EXERCISE DESCRIPTION: Take every line from the material that has the word "true" in it.

AVAILABLE DATA:
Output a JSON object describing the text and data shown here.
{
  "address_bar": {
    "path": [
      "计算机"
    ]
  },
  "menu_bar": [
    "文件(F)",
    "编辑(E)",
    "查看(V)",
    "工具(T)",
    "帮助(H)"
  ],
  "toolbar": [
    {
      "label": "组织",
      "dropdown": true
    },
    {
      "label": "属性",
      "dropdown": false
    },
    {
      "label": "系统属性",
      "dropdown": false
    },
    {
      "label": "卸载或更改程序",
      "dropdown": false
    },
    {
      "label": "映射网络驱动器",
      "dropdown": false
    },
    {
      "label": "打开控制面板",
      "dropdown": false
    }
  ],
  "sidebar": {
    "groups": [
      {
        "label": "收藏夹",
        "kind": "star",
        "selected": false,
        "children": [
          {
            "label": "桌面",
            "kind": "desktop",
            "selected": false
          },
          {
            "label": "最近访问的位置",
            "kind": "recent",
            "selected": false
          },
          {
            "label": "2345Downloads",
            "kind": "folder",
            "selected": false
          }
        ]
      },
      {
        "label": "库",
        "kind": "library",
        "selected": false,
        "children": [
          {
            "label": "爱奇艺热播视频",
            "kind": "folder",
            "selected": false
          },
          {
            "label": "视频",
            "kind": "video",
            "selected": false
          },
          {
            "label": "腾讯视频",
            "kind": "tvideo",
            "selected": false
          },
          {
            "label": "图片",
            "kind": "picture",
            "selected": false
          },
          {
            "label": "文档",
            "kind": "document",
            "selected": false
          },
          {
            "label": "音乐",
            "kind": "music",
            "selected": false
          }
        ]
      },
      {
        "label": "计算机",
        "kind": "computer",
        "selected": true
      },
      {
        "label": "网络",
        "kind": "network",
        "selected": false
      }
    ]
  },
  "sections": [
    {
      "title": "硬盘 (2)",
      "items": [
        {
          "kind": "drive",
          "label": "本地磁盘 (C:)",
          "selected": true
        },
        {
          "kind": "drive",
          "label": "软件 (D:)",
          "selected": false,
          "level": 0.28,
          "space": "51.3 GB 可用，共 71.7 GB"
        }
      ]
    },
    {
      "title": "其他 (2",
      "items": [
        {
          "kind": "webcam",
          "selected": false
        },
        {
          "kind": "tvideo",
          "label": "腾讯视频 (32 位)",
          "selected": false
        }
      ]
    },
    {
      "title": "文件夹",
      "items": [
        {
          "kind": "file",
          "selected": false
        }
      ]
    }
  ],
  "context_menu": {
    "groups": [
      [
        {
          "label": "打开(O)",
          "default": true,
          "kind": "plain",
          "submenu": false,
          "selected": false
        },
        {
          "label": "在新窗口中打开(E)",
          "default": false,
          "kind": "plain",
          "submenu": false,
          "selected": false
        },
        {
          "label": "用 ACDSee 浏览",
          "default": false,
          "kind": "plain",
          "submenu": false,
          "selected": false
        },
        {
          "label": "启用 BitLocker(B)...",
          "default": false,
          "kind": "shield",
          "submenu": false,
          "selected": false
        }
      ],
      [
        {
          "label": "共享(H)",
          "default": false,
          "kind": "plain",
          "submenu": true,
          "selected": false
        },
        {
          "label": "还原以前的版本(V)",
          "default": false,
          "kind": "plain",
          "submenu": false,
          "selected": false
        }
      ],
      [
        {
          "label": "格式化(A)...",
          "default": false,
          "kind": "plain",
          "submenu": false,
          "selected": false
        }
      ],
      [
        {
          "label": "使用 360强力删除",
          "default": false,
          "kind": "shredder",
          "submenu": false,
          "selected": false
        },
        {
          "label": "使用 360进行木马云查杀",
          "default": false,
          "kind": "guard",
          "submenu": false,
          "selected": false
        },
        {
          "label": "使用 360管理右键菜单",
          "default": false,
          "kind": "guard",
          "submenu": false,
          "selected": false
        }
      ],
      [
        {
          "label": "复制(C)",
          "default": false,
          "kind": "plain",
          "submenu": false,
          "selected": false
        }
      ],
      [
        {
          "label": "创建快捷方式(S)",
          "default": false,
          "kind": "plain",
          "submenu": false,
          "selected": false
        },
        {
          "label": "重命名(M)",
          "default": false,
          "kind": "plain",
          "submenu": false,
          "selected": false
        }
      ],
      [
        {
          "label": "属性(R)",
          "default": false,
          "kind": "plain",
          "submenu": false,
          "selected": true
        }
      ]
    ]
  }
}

WORKED SOLUTION:
      "dropdown": true
        "selected": true
          "selected": true
          "default": true,
          "submenu": true,
          "selected": true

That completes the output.